What needs to be done. Please reproduce all of the data below exactly, leaving each picture out.

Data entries
------------------------------------

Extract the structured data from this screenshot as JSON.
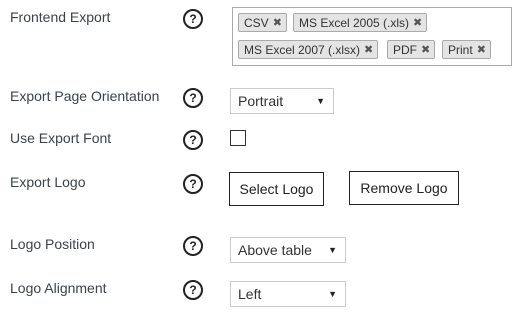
{
  "frontend_export": {
    "label": "Frontend Export",
    "help": "?",
    "tags": [
      {
        "label": "CSV",
        "remove": "✖"
      },
      {
        "label": "MS Excel 2005 (.xls)",
        "remove": "✖"
      },
      {
        "label": "MS Excel 2007 (.xlsx)",
        "remove": "✖"
      },
      {
        "label": "PDF",
        "remove": "✖"
      },
      {
        "label": "Print",
        "remove": "✖"
      }
    ]
  },
  "orientation": {
    "label": "Export Page Orientation",
    "help": "?",
    "value": "Portrait",
    "arrow": "▼"
  },
  "export_font": {
    "label": "Use Export Font",
    "help": "?",
    "checked": false
  },
  "export_logo": {
    "label": "Export Logo",
    "help": "?",
    "select_label": "Select Logo",
    "remove_label": "Remove Logo"
  },
  "logo_position": {
    "label": "Logo Position",
    "help": "?",
    "value": "Above table",
    "arrow": "▼"
  },
  "logo_alignment": {
    "label": "Logo Alignment",
    "help": "?",
    "value": "Left",
    "arrow": "▼"
  }
}
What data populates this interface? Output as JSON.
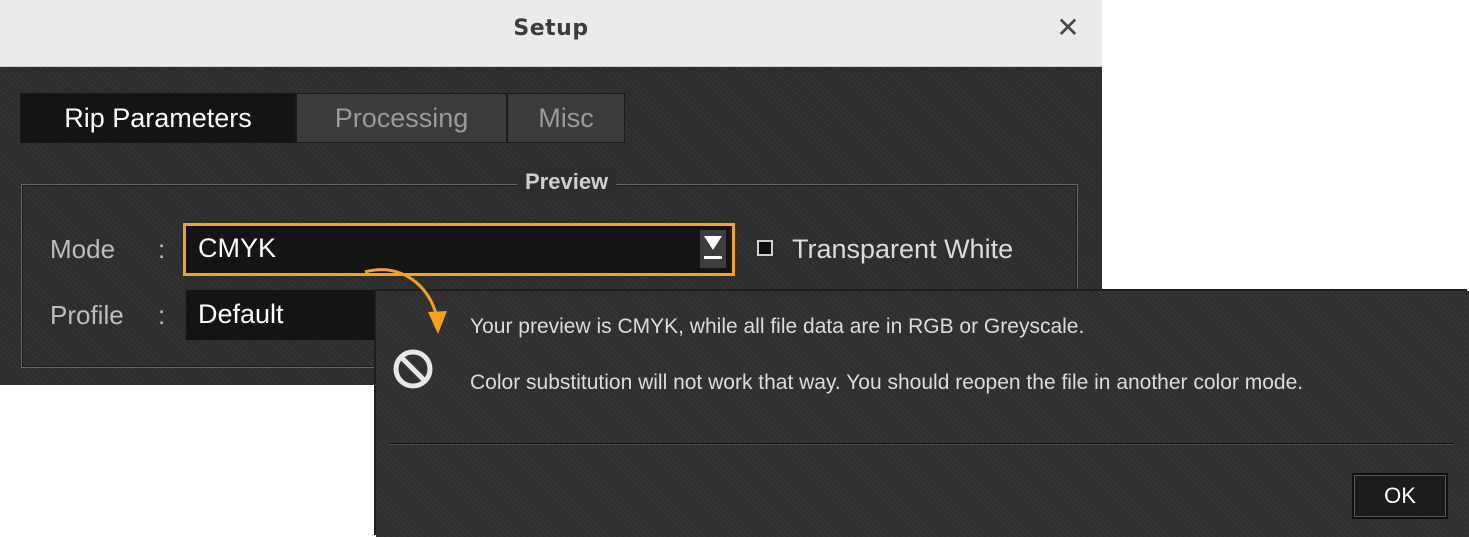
{
  "setup_window": {
    "title": "Setup",
    "close_icon": "close-icon"
  },
  "tabs": [
    {
      "label": "Rip Parameters",
      "active": true
    },
    {
      "label": "Processing",
      "active": false
    },
    {
      "label": "Misc",
      "active": false
    }
  ],
  "preview": {
    "legend": "Preview",
    "mode_label": "Mode",
    "mode_colon": ":",
    "mode_value": "CMYK",
    "profile_label": "Profile",
    "profile_colon": ":",
    "profile_value": "Default",
    "transparent_white_label": "Transparent White",
    "transparent_white_checked": false
  },
  "warning_dialog": {
    "icon": "prohibited-icon",
    "message_line_1": "Your preview is CMYK, while all file data are in RGB or Greyscale.",
    "message_line_2": "Color substitution will not work that way. You should reopen the file in another color mode.",
    "ok_label": "OK"
  },
  "colors": {
    "highlight": "#f7a11e",
    "window_bg": "#2e2e2e",
    "titlebar_bg": "#ebebeb"
  }
}
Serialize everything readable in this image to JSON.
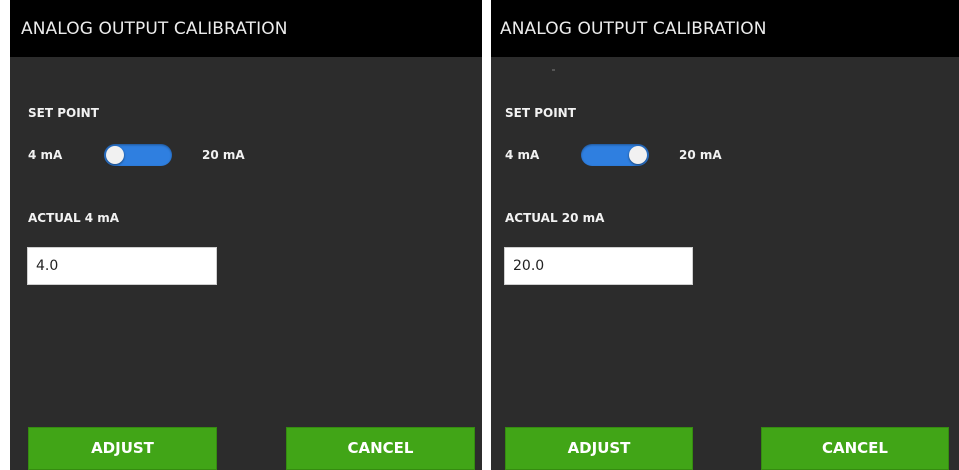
{
  "screens": [
    {
      "title": "ANALOG OUTPUT CALIBRATION",
      "set_point_label": "SET POINT",
      "low_option": "4 mA",
      "high_option": "20 mA",
      "toggle_state": "4 mA",
      "actual_label": "ACTUAL 4 mA",
      "actual_value": "4.0",
      "adjust_label": "ADJUST",
      "cancel_label": "CANCEL"
    },
    {
      "title": "ANALOG OUTPUT CALIBRATION",
      "set_point_label": "SET POINT",
      "low_option": "4 mA",
      "high_option": "20 mA",
      "toggle_state": "20 mA",
      "actual_label": "ACTUAL 20 mA",
      "actual_value": "20.0",
      "adjust_label": "ADJUST",
      "cancel_label": "CANCEL"
    }
  ],
  "colors": {
    "title_bar": "#000000",
    "panel_background": "#2c2c2c",
    "toggle_accent": "#2f7fe0",
    "button_green": "#41a517"
  }
}
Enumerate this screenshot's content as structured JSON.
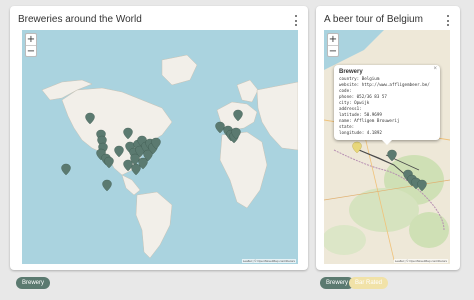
{
  "left_card": {
    "title": "Breweries around the World",
    "zoom_in": "+",
    "zoom_out": "−",
    "attribution": "Leaflet | © OpenStreetMap contributors",
    "legend_chip": "Brewery"
  },
  "right_card": {
    "title": "A beer tour of Belgium",
    "zoom_in": "+",
    "zoom_out": "−",
    "attribution": "Leaflet | © OpenStreetMap contributors",
    "popup": {
      "title": "Brewery",
      "close": "×",
      "lines": [
        "country: Belgium",
        "website: http://www.affligembeer.be/",
        "code:",
        "phone: 052/36 83 57",
        "city: Opwijk",
        "address1:",
        "latitude: 50.9699",
        "name: Affligem Brouwerij",
        "state:",
        "longitude: 4.1892"
      ]
    },
    "legend_chip_1": "Brewery",
    "legend_chip_2": "Bar Rated"
  },
  "colors": {
    "marker": "#5b7a70",
    "marker_alt": "#e8d77a",
    "route": "#4a4a4a",
    "water": "#aad3df",
    "land": "#f2efe9"
  }
}
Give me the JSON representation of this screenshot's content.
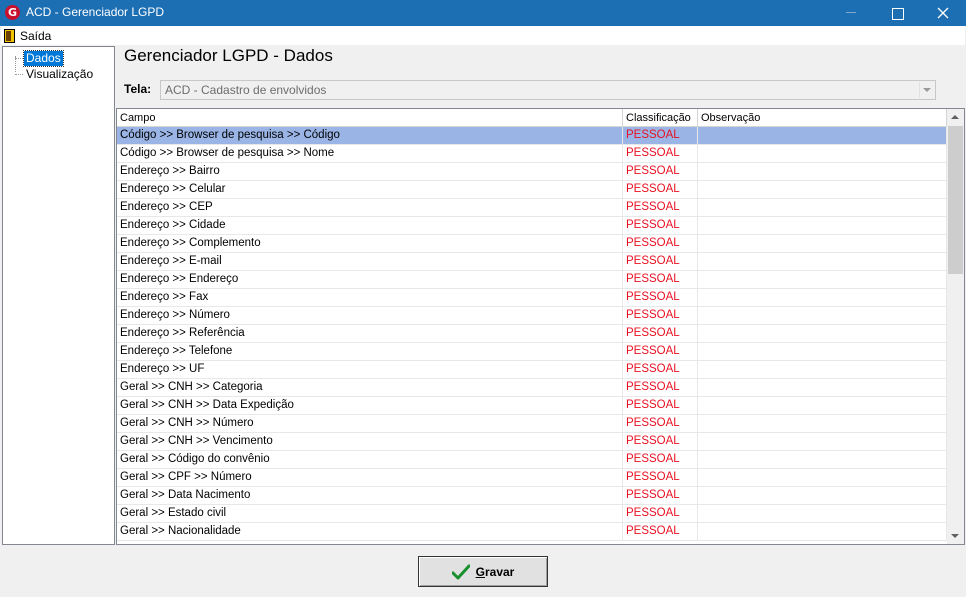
{
  "window": {
    "title": "ACD - Gerenciador LGPD",
    "icon_letter": "G"
  },
  "menu": {
    "exit_label": "Saída"
  },
  "tree": {
    "items": [
      {
        "label": "Dados",
        "selected": true
      },
      {
        "label": "Visualização",
        "selected": false
      }
    ]
  },
  "header": {
    "title": "Gerenciador LGPD - Dados"
  },
  "screen": {
    "label": "Tela:",
    "value": "ACD - Cadastro de envolvidos"
  },
  "grid": {
    "columns": [
      "Campo",
      "Classificação",
      "Observação"
    ],
    "rows": [
      {
        "campo": "Código >> Browser de pesquisa >> Código",
        "classificacao": "PESSOAL",
        "observacao": ""
      },
      {
        "campo": "Código >> Browser de pesquisa >> Nome",
        "classificacao": "PESSOAL",
        "observacao": ""
      },
      {
        "campo": "Endereço >> Bairro",
        "classificacao": "PESSOAL",
        "observacao": ""
      },
      {
        "campo": "Endereço >> Celular",
        "classificacao": "PESSOAL",
        "observacao": ""
      },
      {
        "campo": "Endereço >> CEP",
        "classificacao": "PESSOAL",
        "observacao": ""
      },
      {
        "campo": "Endereço >> Cidade",
        "classificacao": "PESSOAL",
        "observacao": ""
      },
      {
        "campo": "Endereço >> Complemento",
        "classificacao": "PESSOAL",
        "observacao": ""
      },
      {
        "campo": "Endereço >> E-mail",
        "classificacao": "PESSOAL",
        "observacao": ""
      },
      {
        "campo": "Endereço >> Endereço",
        "classificacao": "PESSOAL",
        "observacao": ""
      },
      {
        "campo": "Endereço >> Fax",
        "classificacao": "PESSOAL",
        "observacao": ""
      },
      {
        "campo": "Endereço >> Número",
        "classificacao": "PESSOAL",
        "observacao": ""
      },
      {
        "campo": "Endereço >> Referência",
        "classificacao": "PESSOAL",
        "observacao": ""
      },
      {
        "campo": "Endereço >> Telefone",
        "classificacao": "PESSOAL",
        "observacao": ""
      },
      {
        "campo": "Endereço >> UF",
        "classificacao": "PESSOAL",
        "observacao": ""
      },
      {
        "campo": "Geral >> CNH >> Categoria",
        "classificacao": "PESSOAL",
        "observacao": ""
      },
      {
        "campo": "Geral >> CNH >> Data Expedição",
        "classificacao": "PESSOAL",
        "observacao": ""
      },
      {
        "campo": "Geral >> CNH >> Número",
        "classificacao": "PESSOAL",
        "observacao": ""
      },
      {
        "campo": "Geral >> CNH >> Vencimento",
        "classificacao": "PESSOAL",
        "observacao": ""
      },
      {
        "campo": "Geral >> Código do convênio",
        "classificacao": "PESSOAL",
        "observacao": ""
      },
      {
        "campo": "Geral >> CPF >> Número",
        "classificacao": "PESSOAL",
        "observacao": ""
      },
      {
        "campo": "Geral >> Data Nacimento",
        "classificacao": "PESSOAL",
        "observacao": ""
      },
      {
        "campo": "Geral >> Estado civil",
        "classificacao": "PESSOAL",
        "observacao": ""
      },
      {
        "campo": "Geral >> Nacionalidade",
        "classificacao": "PESSOAL",
        "observacao": ""
      }
    ],
    "selected_row": 0
  },
  "footer": {
    "save_label": "Gravar"
  },
  "colors": {
    "titlebar": "#1d6fb4",
    "selection": "#99b4e5",
    "classification_text": "#e81123",
    "check_icon": "#1a8f2e"
  }
}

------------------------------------

Response to this task.
Extract the structured data from this screenshot as JSON.
{
  "frontend_export": {
    "label": "Frontend Export",
    "help": "?",
    "tags": [
      {
        "label": "CSV",
        "remove": "✖"
      },
      {
        "label": "MS Excel 2005 (.xls)",
        "remove": "✖"
      },
      {
        "label": "MS Excel 2007 (.xlsx)",
        "remove": "✖"
      },
      {
        "label": "PDF",
        "remove": "✖"
      },
      {
        "label": "Print",
        "remove": "✖"
      }
    ]
  },
  "orientation": {
    "label": "Export Page Orientation",
    "help": "?",
    "value": "Portrait",
    "arrow": "▼"
  },
  "export_font": {
    "label": "Use Export Font",
    "help": "?",
    "checked": false
  },
  "export_logo": {
    "label": "Export Logo",
    "help": "?",
    "select_label": "Select Logo",
    "remove_label": "Remove Logo"
  },
  "logo_position": {
    "label": "Logo Position",
    "help": "?",
    "value": "Above table",
    "arrow": "▼"
  },
  "logo_alignment": {
    "label": "Logo Alignment",
    "help": "?",
    "value": "Left",
    "arrow": "▼"
  }
}
What data populates this interface? Output as JSON.
{
  "setup_window": {
    "title": "Setup",
    "close_icon": "close-icon"
  },
  "tabs": [
    {
      "label": "Rip Parameters",
      "active": true
    },
    {
      "label": "Processing",
      "active": false
    },
    {
      "label": "Misc",
      "active": false
    }
  ],
  "preview": {
    "legend": "Preview",
    "mode_label": "Mode",
    "mode_colon": ":",
    "mode_value": "CMYK",
    "profile_label": "Profile",
    "profile_colon": ":",
    "profile_value": "Default",
    "transparent_white_label": "Transparent White",
    "transparent_white_checked": false
  },
  "warning_dialog": {
    "icon": "prohibited-icon",
    "message_line_1": "Your preview is CMYK, while all file data are in RGB or Greyscale.",
    "message_line_2": "Color substitution will not work that way. You should reopen the file in another color mode.",
    "ok_label": "OK"
  },
  "colors": {
    "highlight": "#f7a11e",
    "window_bg": "#2e2e2e",
    "titlebar_bg": "#ebebeb"
  }
}
Serialize everything readable in this image to JSON.
{
  "screens": [
    {
      "title": "ANALOG OUTPUT CALIBRATION",
      "set_point_label": "SET POINT",
      "low_option": "4 mA",
      "high_option": "20 mA",
      "toggle_state": "4 mA",
      "actual_label": "ACTUAL 4 mA",
      "actual_value": "4.0",
      "adjust_label": "ADJUST",
      "cancel_label": "CANCEL"
    },
    {
      "title": "ANALOG OUTPUT CALIBRATION",
      "set_point_label": "SET POINT",
      "low_option": "4 mA",
      "high_option": "20 mA",
      "toggle_state": "20 mA",
      "actual_label": "ACTUAL 20 mA",
      "actual_value": "20.0",
      "adjust_label": "ADJUST",
      "cancel_label": "CANCEL"
    }
  ],
  "colors": {
    "title_bar": "#000000",
    "panel_background": "#2c2c2c",
    "toggle_accent": "#2f7fe0",
    "button_green": "#41a517"
  }
}
Enumerate this screenshot's content as structured JSON.
{
  "left_card": {
    "title": "Breweries around the World",
    "zoom_in": "+",
    "zoom_out": "−",
    "attribution": "Leaflet | © OpenStreetMap contributors",
    "legend_chip": "Brewery"
  },
  "right_card": {
    "title": "A beer tour of Belgium",
    "zoom_in": "+",
    "zoom_out": "−",
    "attribution": "Leaflet | © OpenStreetMap contributors",
    "popup": {
      "title": "Brewery",
      "close": "×",
      "lines": [
        "country: Belgium",
        "website: http://www.affligembeer.be/",
        "code:",
        "phone: 052/36 83 57",
        "city: Opwijk",
        "address1:",
        "latitude: 50.9699",
        "name: Affligem Brouwerij",
        "state:",
        "longitude: 4.1892"
      ]
    },
    "legend_chip_1": "Brewery",
    "legend_chip_2": "Bar Rated"
  },
  "colors": {
    "marker": "#5b7a70",
    "marker_alt": "#e8d77a",
    "route": "#4a4a4a",
    "water": "#aad3df",
    "land": "#f2efe9"
  }
}
Give me the JSON representation of this screenshot's content.
{
  "window": {
    "title": "ACD - Gerenciador LGPD",
    "icon_letter": "G"
  },
  "menu": {
    "exit_label": "Saída"
  },
  "tree": {
    "items": [
      {
        "label": "Dados",
        "selected": true
      },
      {
        "label": "Visualização",
        "selected": false
      }
    ]
  },
  "header": {
    "title": "Gerenciador LGPD - Dados"
  },
  "screen": {
    "label": "Tela:",
    "value": "ACD - Cadastro de envolvidos"
  },
  "grid": {
    "columns": [
      "Campo",
      "Classificação",
      "Observação"
    ],
    "rows": [
      {
        "campo": "Código >> Browser de pesquisa >> Código",
        "classificacao": "PESSOAL",
        "observacao": ""
      },
      {
        "campo": "Código >> Browser de pesquisa >> Nome",
        "classificacao": "PESSOAL",
        "observacao": ""
      },
      {
        "campo": "Endereço >> Bairro",
        "classificacao": "PESSOAL",
        "observacao": ""
      },
      {
        "campo": "Endereço >> Celular",
        "classificacao": "PESSOAL",
        "observacao": ""
      },
      {
        "campo": "Endereço >> CEP",
        "classificacao": "PESSOAL",
        "observacao": ""
      },
      {
        "campo": "Endereço >> Cidade",
        "classificacao": "PESSOAL",
        "observacao": ""
      },
      {
        "campo": "Endereço >> Complemento",
        "classificacao": "PESSOAL",
        "observacao": ""
      },
      {
        "campo": "Endereço >> E-mail",
        "classificacao": "PESSOAL",
        "observacao": ""
      },
      {
        "campo": "Endereço >> Endereço",
        "classificacao": "PESSOAL",
        "observacao": ""
      },
      {
        "campo": "Endereço >> Fax",
        "classificacao": "PESSOAL",
        "observacao": ""
      },
      {
        "campo": "Endereço >> Número",
        "classificacao": "PESSOAL",
        "observacao": ""
      },
      {
        "campo": "Endereço >> Referência",
        "classificacao": "PESSOAL",
        "observacao": ""
      },
      {
        "campo": "Endereço >> Telefone",
        "classificacao": "PESSOAL",
        "observacao": ""
      },
      {
        "campo": "Endereço >> UF",
        "classificacao": "PESSOAL",
        "observacao": ""
      },
      {
        "campo": "Geral >> CNH >> Categoria",
        "classificacao": "PESSOAL",
        "observacao": ""
      },
      {
        "campo": "Geral >> CNH >> Data Expedição",
        "classificacao": "PESSOAL",
        "observacao": ""
      },
      {
        "campo": "Geral >> CNH >> Número",
        "classificacao": "PESSOAL",
        "observacao": ""
      },
      {
        "campo": "Geral >> CNH >> Vencimento",
        "classificacao": "PESSOAL",
        "observacao": ""
      },
      {
        "campo": "Geral >> Código do convênio",
        "classificacao": "PESSOAL",
        "observacao": ""
      },
      {
        "campo": "Geral >> CPF >> Número",
        "classificacao": "PESSOAL",
        "observacao": ""
      },
      {
        "campo": "Geral >> Data Nacimento",
        "classificacao": "PESSOAL",
        "observacao": ""
      },
      {
        "campo": "Geral >> Estado civil",
        "classificacao": "PESSOAL",
        "observacao": ""
      },
      {
        "campo": "Geral >> Nacionalidade",
        "classificacao": "PESSOAL",
        "observacao": ""
      }
    ],
    "selected_row": 0
  },
  "footer": {
    "save_label": "Gravar"
  },
  "colors": {
    "titlebar": "#1d6fb4",
    "selection": "#99b4e5",
    "classification_text": "#e81123",
    "check_icon": "#1a8f2e"
  }
}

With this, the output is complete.